• Your instructions
Whenever a line in the material below contains "Create", copy that line.

· · · · ·

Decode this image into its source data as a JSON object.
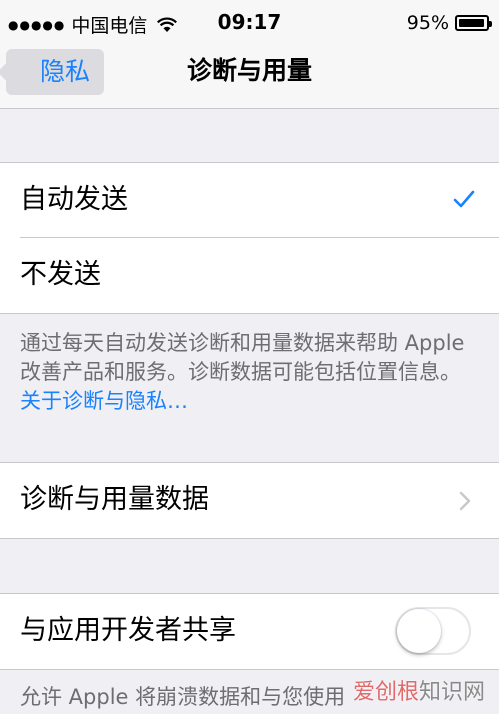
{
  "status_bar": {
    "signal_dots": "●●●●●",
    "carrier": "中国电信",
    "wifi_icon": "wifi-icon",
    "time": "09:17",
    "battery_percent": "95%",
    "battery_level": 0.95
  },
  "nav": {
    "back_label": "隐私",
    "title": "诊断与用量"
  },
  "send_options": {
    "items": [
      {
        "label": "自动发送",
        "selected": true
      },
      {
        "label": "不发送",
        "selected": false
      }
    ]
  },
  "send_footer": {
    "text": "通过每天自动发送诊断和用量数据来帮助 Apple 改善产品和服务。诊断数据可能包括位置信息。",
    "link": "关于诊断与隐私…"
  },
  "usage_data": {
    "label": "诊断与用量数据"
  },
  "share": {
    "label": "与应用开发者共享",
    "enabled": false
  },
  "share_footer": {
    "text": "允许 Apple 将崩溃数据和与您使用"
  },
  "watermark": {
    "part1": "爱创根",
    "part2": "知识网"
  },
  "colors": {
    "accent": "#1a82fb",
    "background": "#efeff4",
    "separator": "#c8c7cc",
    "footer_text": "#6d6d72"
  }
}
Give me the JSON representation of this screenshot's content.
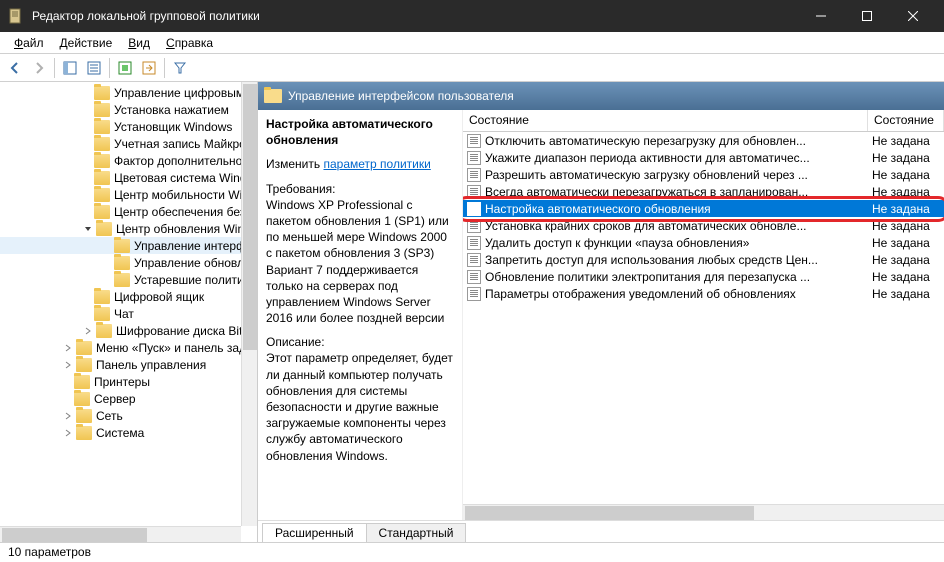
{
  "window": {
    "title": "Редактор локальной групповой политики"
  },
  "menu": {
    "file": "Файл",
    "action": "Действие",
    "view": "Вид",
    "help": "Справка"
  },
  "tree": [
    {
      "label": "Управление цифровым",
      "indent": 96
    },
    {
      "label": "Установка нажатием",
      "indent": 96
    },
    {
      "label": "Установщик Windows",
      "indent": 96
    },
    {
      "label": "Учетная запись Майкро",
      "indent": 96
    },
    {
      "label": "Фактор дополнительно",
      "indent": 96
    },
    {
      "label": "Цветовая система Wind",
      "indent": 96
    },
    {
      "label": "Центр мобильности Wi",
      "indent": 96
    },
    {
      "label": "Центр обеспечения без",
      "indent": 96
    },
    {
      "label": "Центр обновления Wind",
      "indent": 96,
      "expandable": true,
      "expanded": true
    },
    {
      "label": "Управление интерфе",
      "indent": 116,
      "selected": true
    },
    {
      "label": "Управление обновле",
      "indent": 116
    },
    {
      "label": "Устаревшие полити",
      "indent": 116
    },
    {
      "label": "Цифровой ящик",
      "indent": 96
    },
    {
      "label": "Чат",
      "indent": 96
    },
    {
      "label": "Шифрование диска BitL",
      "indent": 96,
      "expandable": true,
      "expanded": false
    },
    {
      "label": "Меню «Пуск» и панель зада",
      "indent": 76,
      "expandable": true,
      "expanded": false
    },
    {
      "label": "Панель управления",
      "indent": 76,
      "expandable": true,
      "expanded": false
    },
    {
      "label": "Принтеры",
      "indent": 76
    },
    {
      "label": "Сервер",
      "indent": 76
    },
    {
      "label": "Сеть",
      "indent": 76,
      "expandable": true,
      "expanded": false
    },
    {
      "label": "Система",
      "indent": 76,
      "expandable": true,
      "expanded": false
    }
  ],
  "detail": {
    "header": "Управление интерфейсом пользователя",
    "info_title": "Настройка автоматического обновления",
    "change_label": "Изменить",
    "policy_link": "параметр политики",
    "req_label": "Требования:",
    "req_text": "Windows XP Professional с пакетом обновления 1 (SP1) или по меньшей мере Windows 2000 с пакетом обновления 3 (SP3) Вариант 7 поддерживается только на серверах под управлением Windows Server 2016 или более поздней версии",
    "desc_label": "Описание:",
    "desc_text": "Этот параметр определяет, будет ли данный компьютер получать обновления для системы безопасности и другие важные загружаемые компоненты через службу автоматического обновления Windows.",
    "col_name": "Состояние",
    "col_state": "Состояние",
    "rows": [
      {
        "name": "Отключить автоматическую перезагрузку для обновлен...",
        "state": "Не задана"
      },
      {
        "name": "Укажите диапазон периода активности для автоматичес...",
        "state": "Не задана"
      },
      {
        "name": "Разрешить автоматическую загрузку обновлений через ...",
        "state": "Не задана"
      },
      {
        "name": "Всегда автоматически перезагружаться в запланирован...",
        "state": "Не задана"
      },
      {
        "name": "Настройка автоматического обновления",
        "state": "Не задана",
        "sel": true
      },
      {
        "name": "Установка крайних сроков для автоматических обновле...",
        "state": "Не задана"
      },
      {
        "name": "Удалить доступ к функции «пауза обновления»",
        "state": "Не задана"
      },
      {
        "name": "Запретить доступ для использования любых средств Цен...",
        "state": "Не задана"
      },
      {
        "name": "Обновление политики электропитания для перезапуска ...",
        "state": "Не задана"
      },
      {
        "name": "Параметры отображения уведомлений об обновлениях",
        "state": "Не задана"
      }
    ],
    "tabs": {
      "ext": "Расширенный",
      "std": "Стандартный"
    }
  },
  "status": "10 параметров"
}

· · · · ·

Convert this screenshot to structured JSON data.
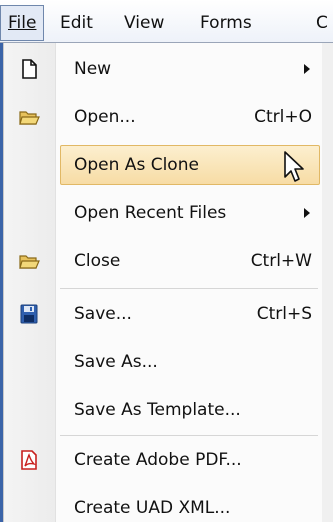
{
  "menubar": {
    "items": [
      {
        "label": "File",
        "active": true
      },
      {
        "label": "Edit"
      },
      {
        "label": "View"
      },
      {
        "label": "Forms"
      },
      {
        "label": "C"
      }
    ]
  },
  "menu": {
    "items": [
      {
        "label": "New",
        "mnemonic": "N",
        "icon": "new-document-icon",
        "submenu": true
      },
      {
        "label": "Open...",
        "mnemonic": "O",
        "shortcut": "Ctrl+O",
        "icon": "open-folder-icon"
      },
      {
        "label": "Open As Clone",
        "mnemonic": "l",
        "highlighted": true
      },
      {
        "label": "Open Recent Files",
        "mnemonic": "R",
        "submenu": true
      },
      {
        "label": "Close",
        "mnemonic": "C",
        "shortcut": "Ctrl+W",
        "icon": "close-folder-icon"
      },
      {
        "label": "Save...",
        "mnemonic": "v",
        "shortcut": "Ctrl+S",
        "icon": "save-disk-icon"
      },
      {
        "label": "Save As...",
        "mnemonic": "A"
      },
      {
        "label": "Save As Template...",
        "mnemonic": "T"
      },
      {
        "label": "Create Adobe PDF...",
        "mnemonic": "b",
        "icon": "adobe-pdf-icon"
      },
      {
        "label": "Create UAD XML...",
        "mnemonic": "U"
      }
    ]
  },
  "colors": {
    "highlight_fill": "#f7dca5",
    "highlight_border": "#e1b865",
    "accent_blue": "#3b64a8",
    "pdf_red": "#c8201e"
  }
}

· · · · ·

• Reply to the exercise
        "label": "Create Adobe PDF...",
        "label": "Create UAD XML...",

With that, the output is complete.